Unexpected Encounters is a collection of ten encounters (or mini-adventures) for a D&D 5E campaign from Critical Hit Publishing. It feels like it is expensive for a pdf product, at a price of $9.95 for 26 pages. The product is nicely formatted and has a large number of full-colour illustrations. The encounters are written by Alex Guillotte and Rob Davis, and illustrated by Alex Guillotte. The cover artwork is by Kriszta Kovacs. The interior illustrations are mostly not original, but are taken from paintings and photos and sometimes then modified.
Each of the “encounters” features one fight, with perhaps some role-playing or exploration around it. Each encounter has a background that explains the context, and have suggestions for further expansion of the ideas. With artwork and maps (when required), each encounter generally takes up two pages – there is one that takes up three pages with a fourth used for artwork. The remaining pages are used for cover, back cover, credits, and a table of contents and introduction.
The ideas behind the encounters are really good, the encounters are well-developed and written, and there are a wide variety of adventures here. You may be dealing with cursed bards, trapped children, or mountain pass ambushes. It’s a pleasing set of mini-adventures.
The rules are not handled quite so well. The monster stat blocks lack XP and Challenge Rating details (although an overall challenge rating is given for the encounter), and the format of the stat-blocks isn’t as clear as I would like. For instance, the description of the trolls neglects to mention their multiattack capability.
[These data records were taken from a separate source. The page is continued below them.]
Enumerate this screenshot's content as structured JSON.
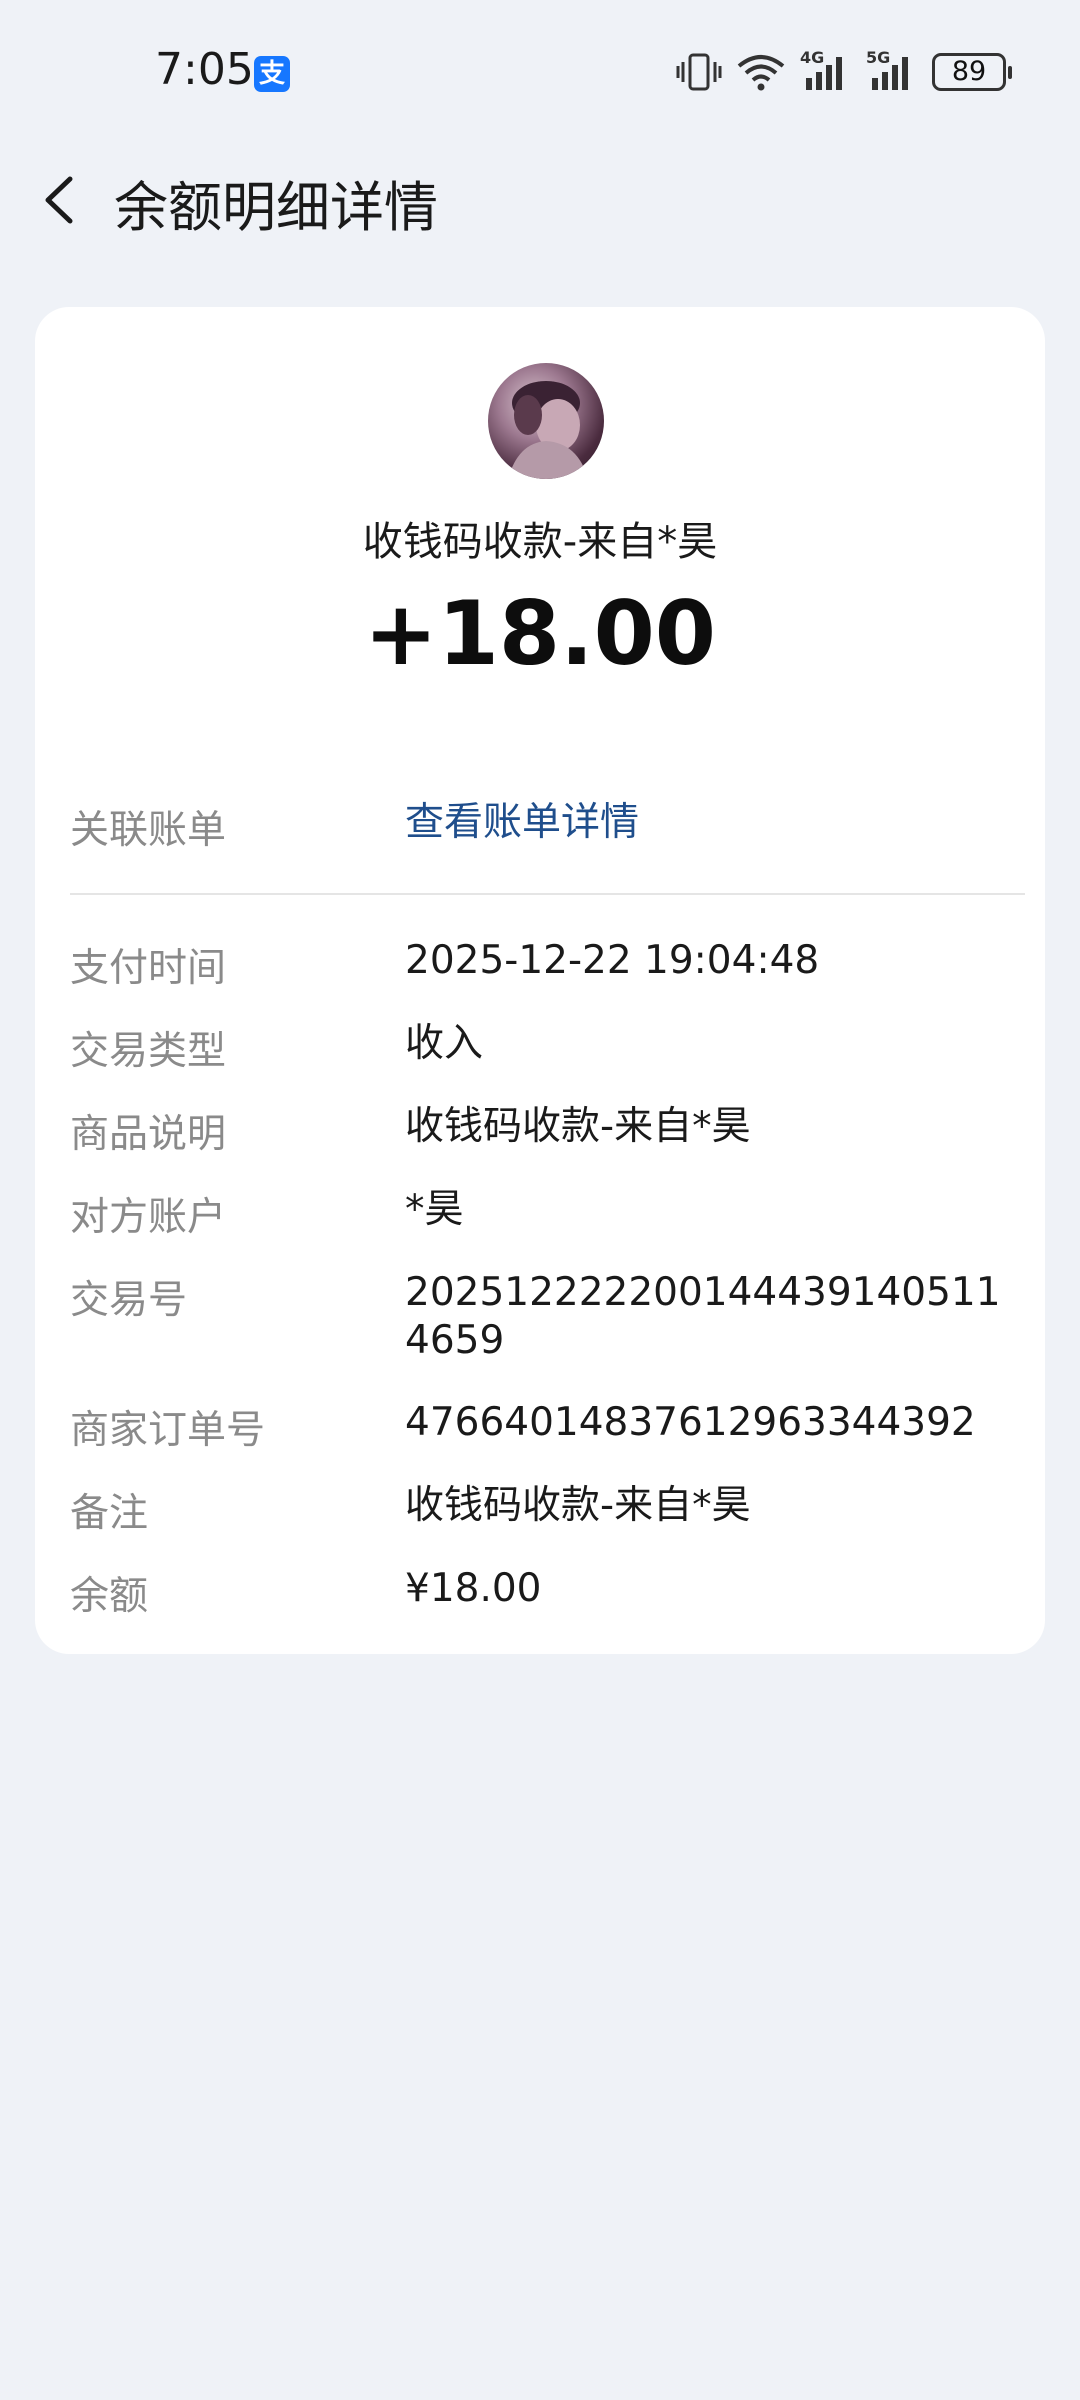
{
  "status_bar": {
    "time": "7:05",
    "app_badge": "支",
    "battery": "89",
    "network_1": "4G",
    "network_2": "5G"
  },
  "header": {
    "title": "余额明细详情"
  },
  "transaction": {
    "merchant_title": "收钱码收款-来自*昊",
    "amount": "+18.00"
  },
  "link_row": {
    "label": "关联账单",
    "link_text": "查看账单详情"
  },
  "details": [
    {
      "label": "支付时间",
      "value": "2025-12-22 19:04:48"
    },
    {
      "label": "交易类型",
      "value": "收入"
    },
    {
      "label": "商品说明",
      "value": "收钱码收款-来自*昊"
    },
    {
      "label": "对方账户",
      "value": "*昊"
    },
    {
      "label": "交易号",
      "value": "2025122222001444391405114659"
    },
    {
      "label": "商家订单号",
      "value": "476640148376129633443​92"
    },
    {
      "label": "备注",
      "value": "收钱码收款-来自*昊"
    },
    {
      "label": "余额",
      "value": "¥18.00"
    }
  ],
  "colors": {
    "background": "#eff2f7",
    "link": "#1f4e8c",
    "label": "#8a8a8a",
    "badge": "#1677ff"
  }
}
The calculation of the challenge ratings is also wonky; how is a fight involving a CR 6 cyclops rated as only CR 3? Mind you, I’m rather less than convinced by the encounter building guidelines in the DMG, but if anyone has any suggestions as to the proper challenge rating of a battle with 3 trolls (CR 5 each), I’m curious to learn it – this book suggests CR 6.
The editing is mostly good, although there are patches of purple prose and a few punctuation mistakes. The ordering of the adventures is done alphabetically rather than by challenge rating.
It’s a nice collection of short adventures, although you’re probably going to have to modify their difficulty and reconstitute some stat blocks to make full use of the product.